Cost of Repairing Squeaky Brakes

 

The cost of repairing squeaking brakes depends on a number of factors. You may want to simply avoid the repair if your brakes aren't actually suffering as a result. However, if you're afraid that they're not working properly any longer or the sound is too annoying then you may want to have new brake pads installed so that you don't have to endure the annoying noises any longer.

 

Getting brake pads replaced is a per axle job for the most part. That means you don't necessarily need to have all four done at the same time, you can do front or back. Since your brakes are probably only squeaking in the front or the back rather than all four, this will make it a more economical option.

 

On a per axle basis, you're looking at somewhere between $150 and $300 to get your brakes fixed.  Obviously, this is going to depend on the mechanic you take it to as well as the brake pads you choose. Brake pads can start as low as $25, and get up to $50 or even $100 depending on the kind that you're going to buy.

 

Just remember if you're going to do front brakes and back brakes then you're doubling up on that price and could end up paying between $300 and $600 to do your full car. 

 

The Bottom Line 

 

Your brakes can end up squeaking for several reasons as we've seen and how you deal with it really depends on why this happened in the first place. You do need to determine whether or not it's a serious issue that's causing your brakes to squeak, or just an inconvenience. If it's something that affects the performance of your brakes then you're going to want to get it fixed as soon as you can. Otherwise, this may just be an issue that you have to deal with or you can swap out the brake pads for something more tolerable but it will certainly cost you more than trying to live with annoying brakes.
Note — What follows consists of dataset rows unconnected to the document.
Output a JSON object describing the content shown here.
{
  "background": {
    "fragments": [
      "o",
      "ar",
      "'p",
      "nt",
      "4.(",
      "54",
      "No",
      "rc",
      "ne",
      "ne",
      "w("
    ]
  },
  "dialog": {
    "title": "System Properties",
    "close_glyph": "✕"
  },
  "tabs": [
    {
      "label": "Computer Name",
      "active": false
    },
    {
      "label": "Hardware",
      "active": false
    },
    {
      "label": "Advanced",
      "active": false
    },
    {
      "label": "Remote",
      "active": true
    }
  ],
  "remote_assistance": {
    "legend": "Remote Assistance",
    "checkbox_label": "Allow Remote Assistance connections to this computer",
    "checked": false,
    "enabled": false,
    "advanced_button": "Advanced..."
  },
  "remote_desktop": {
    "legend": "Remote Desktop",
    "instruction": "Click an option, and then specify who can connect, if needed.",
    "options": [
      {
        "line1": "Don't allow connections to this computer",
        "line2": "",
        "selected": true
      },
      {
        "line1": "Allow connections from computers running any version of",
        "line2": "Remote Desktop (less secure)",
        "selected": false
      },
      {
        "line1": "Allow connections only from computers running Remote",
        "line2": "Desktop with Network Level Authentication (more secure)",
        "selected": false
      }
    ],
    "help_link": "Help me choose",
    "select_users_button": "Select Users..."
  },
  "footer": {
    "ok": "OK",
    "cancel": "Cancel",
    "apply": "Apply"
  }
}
It really is up to you, but make sure you understand one way or the other what's happening. You never want to take a risk when it comes to your brakes and your safety.